# Revision history [back]

Your first three equations for the balance of the components of force look fine. Your fourth equation, while accurate, is less useful than writing the tensions $S_x$ and $S_y$ as projections of the total tension $T$:

$\qquad S_x = \frac{x}{\sqrt{x^2+j^2}}T \qquad S_y = \frac{j}{\sqrt{x^2+j^2}}T$

Your fifth equation is incorrect, since it says that the amount of rope on each side of the nail is always equal, which is not true for a sliding inelastic rope. If the rope is of length $L$, then the constraint you want is

$\qquad y + \sqrt{x^2+j^2} = L$

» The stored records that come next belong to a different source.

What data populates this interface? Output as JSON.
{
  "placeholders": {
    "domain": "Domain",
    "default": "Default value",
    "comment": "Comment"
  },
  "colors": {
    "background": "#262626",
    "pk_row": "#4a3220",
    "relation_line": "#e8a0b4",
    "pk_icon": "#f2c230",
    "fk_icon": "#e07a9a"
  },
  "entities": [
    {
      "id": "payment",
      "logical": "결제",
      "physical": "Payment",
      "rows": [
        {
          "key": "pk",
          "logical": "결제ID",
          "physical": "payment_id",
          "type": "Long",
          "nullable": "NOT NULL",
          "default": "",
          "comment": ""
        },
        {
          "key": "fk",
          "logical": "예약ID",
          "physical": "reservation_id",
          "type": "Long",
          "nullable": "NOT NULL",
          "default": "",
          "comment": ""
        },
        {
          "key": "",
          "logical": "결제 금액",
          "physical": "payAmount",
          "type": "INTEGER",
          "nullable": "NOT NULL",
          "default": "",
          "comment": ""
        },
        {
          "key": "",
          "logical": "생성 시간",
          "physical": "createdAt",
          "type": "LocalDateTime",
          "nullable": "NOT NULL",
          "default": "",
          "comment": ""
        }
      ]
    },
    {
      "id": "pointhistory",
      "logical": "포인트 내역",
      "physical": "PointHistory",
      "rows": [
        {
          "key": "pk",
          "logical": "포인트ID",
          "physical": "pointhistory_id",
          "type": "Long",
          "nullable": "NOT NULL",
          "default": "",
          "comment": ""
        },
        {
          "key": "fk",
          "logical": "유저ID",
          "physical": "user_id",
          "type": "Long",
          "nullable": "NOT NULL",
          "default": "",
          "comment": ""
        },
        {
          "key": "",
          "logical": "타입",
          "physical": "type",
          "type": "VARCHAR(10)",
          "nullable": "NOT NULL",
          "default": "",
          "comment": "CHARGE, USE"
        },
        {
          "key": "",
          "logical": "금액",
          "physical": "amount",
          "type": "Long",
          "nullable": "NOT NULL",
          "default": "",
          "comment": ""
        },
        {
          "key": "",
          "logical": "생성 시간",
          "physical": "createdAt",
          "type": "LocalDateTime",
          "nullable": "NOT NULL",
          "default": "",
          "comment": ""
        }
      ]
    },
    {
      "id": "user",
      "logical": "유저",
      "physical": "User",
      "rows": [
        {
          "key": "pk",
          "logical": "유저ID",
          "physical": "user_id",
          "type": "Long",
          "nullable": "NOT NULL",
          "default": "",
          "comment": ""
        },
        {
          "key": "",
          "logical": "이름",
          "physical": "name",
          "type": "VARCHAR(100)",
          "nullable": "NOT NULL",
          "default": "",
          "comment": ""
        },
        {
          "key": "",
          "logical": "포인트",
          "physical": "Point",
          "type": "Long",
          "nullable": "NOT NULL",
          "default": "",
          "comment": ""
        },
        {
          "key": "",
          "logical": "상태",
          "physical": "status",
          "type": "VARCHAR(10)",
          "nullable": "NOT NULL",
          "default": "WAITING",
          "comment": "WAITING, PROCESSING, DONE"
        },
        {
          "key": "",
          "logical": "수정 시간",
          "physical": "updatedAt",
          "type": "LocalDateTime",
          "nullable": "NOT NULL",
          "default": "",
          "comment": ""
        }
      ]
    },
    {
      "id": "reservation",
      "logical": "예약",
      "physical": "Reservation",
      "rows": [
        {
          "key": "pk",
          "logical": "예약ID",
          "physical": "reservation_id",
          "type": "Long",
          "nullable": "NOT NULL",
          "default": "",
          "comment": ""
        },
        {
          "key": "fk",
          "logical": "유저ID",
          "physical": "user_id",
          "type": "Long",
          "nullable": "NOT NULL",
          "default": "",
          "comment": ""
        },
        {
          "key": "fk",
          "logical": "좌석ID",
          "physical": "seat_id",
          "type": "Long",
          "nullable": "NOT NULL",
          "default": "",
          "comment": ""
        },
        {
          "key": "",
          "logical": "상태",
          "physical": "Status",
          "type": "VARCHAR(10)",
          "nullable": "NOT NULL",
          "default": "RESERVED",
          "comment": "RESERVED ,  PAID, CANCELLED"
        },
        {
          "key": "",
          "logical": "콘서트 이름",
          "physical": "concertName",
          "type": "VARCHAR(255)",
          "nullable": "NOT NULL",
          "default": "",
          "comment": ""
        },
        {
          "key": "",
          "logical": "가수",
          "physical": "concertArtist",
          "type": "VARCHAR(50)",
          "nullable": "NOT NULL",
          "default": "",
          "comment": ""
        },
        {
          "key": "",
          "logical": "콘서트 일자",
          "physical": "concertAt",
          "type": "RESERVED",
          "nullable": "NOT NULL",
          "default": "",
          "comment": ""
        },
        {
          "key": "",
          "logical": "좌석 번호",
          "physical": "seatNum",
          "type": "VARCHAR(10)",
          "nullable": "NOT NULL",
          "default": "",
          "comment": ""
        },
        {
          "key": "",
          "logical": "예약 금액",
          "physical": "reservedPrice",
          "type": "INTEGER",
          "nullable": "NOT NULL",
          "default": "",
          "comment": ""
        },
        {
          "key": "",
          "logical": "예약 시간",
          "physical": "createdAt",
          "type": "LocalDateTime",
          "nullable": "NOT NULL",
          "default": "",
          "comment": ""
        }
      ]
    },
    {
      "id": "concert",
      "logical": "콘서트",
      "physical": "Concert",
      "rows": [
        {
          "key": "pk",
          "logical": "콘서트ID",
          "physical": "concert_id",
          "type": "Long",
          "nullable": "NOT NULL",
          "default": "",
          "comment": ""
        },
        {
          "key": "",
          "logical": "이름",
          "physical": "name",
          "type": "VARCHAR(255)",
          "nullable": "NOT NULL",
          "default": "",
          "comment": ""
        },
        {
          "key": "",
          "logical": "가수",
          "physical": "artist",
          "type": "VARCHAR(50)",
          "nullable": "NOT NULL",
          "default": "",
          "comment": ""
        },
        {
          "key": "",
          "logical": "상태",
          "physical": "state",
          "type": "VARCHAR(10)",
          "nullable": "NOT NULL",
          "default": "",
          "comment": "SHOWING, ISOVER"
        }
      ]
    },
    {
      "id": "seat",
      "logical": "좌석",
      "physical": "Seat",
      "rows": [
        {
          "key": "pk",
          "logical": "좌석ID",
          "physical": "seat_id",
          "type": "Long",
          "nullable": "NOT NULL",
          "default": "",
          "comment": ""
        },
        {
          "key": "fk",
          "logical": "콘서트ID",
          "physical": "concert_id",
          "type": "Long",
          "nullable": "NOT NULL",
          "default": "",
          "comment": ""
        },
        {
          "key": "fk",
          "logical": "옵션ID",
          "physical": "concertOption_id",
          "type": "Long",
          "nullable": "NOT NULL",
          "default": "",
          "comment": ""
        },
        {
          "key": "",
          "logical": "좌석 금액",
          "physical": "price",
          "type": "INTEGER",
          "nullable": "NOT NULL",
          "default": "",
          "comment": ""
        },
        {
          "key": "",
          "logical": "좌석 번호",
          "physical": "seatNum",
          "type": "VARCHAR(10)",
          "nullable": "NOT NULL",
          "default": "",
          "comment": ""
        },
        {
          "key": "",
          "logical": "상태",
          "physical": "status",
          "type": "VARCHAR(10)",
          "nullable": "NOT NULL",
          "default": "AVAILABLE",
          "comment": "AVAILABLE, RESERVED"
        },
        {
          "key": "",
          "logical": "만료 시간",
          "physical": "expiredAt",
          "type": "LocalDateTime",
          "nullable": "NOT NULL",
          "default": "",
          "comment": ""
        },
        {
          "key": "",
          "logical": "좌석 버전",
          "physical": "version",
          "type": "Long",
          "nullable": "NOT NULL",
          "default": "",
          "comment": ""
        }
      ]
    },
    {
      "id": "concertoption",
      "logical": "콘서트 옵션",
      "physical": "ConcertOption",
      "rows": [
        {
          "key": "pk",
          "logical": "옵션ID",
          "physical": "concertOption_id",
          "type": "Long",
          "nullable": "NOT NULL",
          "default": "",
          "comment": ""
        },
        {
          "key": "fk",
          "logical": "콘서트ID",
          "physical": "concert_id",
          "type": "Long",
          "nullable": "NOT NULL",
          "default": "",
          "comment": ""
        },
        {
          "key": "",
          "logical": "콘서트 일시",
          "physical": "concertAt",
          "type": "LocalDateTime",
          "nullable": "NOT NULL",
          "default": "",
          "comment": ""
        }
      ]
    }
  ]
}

If you take a second derivative of this constraint with respect to time and substitute it in the first equation, you'll have an expression for the total tension $T$ as a function of $x$ and $j$ and their derivatives. You can use that to eliminate $T$ from the second and third equations. Then you should have three coupled nonlinear differential equations for $x$, $j$ and $y$ without $T$.

At that point you'll have to numerically integrate the equations as a system using for example this method. You'll need to solve for all second derivatives and then introduce intermediate variables for the first derivatives of $x$, $j$ and $y$ in order to write the system in terms of first-order equations.

The problem you're trying to solve is mathematically identical to the swinging Atwood machine, but with one point of support instead of two. While it can be done in Cartesian coordinates, it will look a lot simpler in polar coordinates.

Cheers!